Which is why we find the recent decision of the Undergraduate Council (UC) to spend $1,000 on a 21st century Rube Goldberg machine to accomplish the same feat perplexing, especially in light of its record of questionable spending decisions.
At its most recent meeting, the UC voted to pay for the development of a new Web site, called UC Rides, that will match up Logan-bound students with others who would like to share cabs with them at any given time. According to the proposal discussed at Sunday’s meeting, UC Rides, developed by Goose Networks, “will create an innovative commuting solution that combines a web-based interface, mobile phones, and advanced mapping algorithms to pair users in ridesharing arrangements.” Cutting through the marketing doublespeak, the new site will match students based on the proximity of the Houses they live in as well as what terminal they will be traveling from or to, in order to make it easier to share a cab.
Essentially, the UC is spending $1,000 of students’ termbill money (more if it decides to renew the service beyond the current two-and-a-half month contract) on a website that House lists, or a cheaply developed message board, could do just as well. Furthermore, the new Web site will face a considerable activation energy barrier to its success—the number of users will have to reach a dauntingly large critical mass before the site becomes a worthwhile investment. And the UC’s track record with events whose success depends on active student participation has not been the best.
For a number of years, the vast majority of students have managed to get to the airport without a problem. Those who are unable to take the T (at a fraction of the cost of sharing a cab) due to the timing of their flight, or who are simply uninterested, have simply turned to friends or e-mail lists and sought fellow taxi-takers there. While fancy new Web sites and advanced mapping algorithms are lovely, they are, in the case of UC Rides, completely unnecessary and foolish expenditures of UC money.

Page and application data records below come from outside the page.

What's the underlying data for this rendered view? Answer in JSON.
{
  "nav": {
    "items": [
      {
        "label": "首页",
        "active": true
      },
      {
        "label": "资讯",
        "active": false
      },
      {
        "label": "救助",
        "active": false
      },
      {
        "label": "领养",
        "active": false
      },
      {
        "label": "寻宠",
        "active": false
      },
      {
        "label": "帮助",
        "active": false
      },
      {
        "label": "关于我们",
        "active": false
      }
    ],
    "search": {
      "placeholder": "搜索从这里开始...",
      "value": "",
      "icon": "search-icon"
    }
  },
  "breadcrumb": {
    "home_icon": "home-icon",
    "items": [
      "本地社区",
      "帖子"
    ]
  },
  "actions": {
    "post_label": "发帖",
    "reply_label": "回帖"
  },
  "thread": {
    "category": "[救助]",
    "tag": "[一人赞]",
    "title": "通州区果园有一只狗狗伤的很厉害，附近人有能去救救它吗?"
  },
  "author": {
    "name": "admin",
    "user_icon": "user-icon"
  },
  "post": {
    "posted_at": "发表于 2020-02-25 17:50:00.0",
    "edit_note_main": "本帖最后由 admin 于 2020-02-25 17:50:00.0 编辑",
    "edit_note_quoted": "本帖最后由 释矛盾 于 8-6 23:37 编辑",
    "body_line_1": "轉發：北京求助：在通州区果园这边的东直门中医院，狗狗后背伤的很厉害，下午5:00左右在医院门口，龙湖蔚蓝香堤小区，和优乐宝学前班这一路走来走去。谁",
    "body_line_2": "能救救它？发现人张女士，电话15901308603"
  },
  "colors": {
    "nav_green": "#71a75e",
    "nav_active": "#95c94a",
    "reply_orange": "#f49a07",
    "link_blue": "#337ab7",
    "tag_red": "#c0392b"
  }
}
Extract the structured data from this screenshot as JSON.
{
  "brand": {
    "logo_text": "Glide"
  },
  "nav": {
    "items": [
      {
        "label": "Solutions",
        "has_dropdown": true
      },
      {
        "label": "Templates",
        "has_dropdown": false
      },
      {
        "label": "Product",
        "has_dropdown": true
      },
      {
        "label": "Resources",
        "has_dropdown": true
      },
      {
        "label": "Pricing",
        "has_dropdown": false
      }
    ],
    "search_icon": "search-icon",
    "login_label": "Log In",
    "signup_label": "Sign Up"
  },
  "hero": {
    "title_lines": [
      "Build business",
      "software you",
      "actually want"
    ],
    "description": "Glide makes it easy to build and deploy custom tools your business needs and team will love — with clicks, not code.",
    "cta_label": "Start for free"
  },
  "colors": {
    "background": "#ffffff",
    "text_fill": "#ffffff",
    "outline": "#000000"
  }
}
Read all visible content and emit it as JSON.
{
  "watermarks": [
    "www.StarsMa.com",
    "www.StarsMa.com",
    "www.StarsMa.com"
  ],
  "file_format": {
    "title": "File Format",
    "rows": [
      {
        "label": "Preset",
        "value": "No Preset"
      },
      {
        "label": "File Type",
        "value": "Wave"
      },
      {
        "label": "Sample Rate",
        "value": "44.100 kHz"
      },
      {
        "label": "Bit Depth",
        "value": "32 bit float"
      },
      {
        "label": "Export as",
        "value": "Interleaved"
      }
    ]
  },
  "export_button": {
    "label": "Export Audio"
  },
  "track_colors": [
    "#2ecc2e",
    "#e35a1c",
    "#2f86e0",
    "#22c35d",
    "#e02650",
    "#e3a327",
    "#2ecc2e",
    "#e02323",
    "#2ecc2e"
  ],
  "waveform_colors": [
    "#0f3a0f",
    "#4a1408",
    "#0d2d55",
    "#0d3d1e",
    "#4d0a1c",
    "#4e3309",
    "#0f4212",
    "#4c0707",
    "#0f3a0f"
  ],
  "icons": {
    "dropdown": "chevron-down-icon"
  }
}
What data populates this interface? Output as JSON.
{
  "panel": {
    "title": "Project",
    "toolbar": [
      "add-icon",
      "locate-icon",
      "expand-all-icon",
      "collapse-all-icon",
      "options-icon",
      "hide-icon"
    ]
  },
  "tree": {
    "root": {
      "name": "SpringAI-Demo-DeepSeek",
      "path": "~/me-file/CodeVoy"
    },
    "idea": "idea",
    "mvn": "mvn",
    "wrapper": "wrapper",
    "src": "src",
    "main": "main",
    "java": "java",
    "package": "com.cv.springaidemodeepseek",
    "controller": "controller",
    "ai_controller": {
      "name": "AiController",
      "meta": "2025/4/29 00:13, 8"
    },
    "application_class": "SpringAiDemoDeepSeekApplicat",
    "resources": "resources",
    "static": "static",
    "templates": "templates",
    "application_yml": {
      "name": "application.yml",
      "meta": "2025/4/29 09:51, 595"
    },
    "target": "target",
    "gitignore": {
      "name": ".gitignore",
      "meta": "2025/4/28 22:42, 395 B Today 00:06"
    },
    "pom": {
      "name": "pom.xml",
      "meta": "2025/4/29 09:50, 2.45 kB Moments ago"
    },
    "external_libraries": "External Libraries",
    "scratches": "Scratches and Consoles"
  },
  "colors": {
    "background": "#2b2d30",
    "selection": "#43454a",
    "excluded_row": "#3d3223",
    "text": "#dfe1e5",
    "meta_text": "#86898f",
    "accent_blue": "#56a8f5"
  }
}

Rather than wasting $1,000 of its operations fund on something that clearly isn’t broken, the UC might instead have considered fixing something that is—updating the existing parts of its own uninspiring Web site. Or funding a worthy initiative that would benefit the entire undergraduate population, such as the recently-failed bill that would have provided newspapers to every dining hall. Or failing that, simply not spending the money at all, and instead transferring it to the student group grants fund, which historically runs out of money towards the end of the year. Dropping a grand on such bread-and-butter issues might not be as technologically fancy, but it would do far more for the student body.